If you’re about to start your first ever term as a member of your homeowners association’s board of directors, you might be a bit nervous and wondering what you should expect out of the position. You’re going to be an active part of running what essentially amounts to a business, and will be asked to wear a lot of different hats in the process, so it’s understandable for it to be a daunting prospect. But ultimately, you’ll find that it can also be a great way to get involved and be an advocate for your community.

Here are just a few tips for new HOA board members to get acclimated to their positions. To learn more, reach out to an HOA lawyer in Arizona:

  • Make sure to read your board documents: The best way to learn how your association works is to make sure you’re reading all of your bylaws and governing documents. This will quickly give you thorough information about the expectations established for you in your role, and give you guidelines to follow in all of your actions you’ll take during your term.
  • Avoid biting off more than you can chew: It’s natural for new board members to want to jump right into the fray and take on as much as they can, but it’s important for you to give yourself some time to acclimate to the position. Prioritize which areas you think can benefit most from your help and where you’d most like to be involved, and limit yourself at first. Remember also that you’re volunteering your time for this role—don’t feel bad about saying “no” to certain tasks or responsibilities so you don’t compromise the amount of time you get to spend with your family.
  • Review HOA finances: Review all the financial statements available for your HOA, and if needed, ask for some clarification from your board’s treasurer. Part of the board’s responsibility is making sure that the budget and finances are all in good condition. You should get a sense of where your financial situation currently lies and what types of goals already exist financially for the organization.
  • Seek the advice of experienced board members: Your neighbors are certainly going to have plenty of ideas for you to consider when you take on a new role as an HOA board member, but you should also be sure to use experienced or past board members as resources. Get ideas and opinions from them, and ask them for other resources that may be helpful to you in your term.
  • Make communication a priority: Transparency is crucial when it comes to keeping up a positive relationship between the community and the HOA board. Make sure you are doing your part to keep your community informed about the HOA’s financial standing, any events happening in the community, important issues affecting residents and various other opportunities or ideas.
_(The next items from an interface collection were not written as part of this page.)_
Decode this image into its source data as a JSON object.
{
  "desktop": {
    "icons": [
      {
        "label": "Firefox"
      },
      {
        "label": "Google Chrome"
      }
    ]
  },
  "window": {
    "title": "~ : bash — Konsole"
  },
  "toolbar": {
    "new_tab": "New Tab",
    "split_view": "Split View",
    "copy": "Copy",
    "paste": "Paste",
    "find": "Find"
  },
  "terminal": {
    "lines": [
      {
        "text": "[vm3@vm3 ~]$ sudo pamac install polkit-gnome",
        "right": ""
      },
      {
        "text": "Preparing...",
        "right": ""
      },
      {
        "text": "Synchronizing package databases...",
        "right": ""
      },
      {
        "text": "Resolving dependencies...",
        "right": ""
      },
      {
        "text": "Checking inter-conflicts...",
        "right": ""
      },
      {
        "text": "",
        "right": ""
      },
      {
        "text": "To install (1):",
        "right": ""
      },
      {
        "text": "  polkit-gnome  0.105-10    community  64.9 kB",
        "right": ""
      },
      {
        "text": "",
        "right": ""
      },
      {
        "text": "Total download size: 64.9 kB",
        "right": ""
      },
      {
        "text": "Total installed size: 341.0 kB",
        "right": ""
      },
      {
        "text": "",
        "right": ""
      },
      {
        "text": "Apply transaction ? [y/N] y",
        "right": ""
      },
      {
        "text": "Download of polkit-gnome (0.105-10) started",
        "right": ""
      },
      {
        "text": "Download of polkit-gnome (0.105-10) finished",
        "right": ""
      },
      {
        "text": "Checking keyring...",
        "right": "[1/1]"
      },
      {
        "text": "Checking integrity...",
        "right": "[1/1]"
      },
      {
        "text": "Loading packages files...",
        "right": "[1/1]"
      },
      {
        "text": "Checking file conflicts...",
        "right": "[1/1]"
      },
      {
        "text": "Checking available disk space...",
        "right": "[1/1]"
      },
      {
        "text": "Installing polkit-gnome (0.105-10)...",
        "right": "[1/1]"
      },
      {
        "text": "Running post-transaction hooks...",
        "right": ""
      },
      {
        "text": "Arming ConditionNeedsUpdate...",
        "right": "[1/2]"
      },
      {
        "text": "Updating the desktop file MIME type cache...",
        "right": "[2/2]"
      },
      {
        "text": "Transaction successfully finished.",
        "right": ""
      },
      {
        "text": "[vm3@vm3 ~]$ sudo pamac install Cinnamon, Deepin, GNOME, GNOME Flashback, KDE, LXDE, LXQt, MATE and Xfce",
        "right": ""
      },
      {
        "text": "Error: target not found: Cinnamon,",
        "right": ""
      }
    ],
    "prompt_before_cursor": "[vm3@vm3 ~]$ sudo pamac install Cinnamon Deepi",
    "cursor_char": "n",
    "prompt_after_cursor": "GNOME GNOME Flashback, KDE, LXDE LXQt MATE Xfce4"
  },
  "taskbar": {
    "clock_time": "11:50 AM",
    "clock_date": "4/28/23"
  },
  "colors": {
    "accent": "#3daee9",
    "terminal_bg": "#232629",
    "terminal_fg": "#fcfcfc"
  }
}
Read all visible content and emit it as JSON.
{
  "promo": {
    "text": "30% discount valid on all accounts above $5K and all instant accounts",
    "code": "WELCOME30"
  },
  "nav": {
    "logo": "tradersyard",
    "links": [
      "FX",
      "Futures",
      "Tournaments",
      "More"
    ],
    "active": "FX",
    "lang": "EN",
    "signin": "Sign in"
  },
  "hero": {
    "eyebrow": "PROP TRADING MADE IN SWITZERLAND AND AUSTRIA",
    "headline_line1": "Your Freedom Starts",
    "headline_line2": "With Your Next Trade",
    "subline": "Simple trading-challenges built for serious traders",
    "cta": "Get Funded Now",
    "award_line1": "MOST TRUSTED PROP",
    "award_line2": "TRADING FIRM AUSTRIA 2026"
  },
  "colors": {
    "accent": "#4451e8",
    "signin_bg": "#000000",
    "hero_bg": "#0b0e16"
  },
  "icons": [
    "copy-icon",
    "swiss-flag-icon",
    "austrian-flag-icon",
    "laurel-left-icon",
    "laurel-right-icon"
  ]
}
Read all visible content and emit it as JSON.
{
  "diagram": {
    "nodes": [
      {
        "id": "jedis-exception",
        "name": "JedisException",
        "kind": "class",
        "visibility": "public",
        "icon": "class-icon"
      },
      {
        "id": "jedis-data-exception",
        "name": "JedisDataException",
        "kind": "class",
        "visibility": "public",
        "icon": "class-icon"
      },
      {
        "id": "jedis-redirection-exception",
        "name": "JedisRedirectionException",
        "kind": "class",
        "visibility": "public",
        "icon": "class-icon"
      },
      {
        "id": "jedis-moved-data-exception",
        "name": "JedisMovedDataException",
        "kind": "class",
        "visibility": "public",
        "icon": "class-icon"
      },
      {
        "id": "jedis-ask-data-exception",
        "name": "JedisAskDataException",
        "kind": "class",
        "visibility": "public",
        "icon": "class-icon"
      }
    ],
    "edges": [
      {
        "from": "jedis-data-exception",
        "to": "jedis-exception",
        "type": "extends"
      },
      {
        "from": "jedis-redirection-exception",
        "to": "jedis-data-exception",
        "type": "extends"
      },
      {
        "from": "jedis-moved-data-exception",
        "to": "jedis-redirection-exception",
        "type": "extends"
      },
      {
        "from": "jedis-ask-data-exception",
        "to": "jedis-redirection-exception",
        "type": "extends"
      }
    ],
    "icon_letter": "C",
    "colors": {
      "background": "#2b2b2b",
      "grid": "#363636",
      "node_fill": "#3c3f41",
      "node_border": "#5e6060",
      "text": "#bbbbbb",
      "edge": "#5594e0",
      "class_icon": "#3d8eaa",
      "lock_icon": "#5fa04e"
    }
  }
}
For more tips for new HOA board members, we encourage you to contact an HOA lawyer in Arizona at Goodman Law Group today.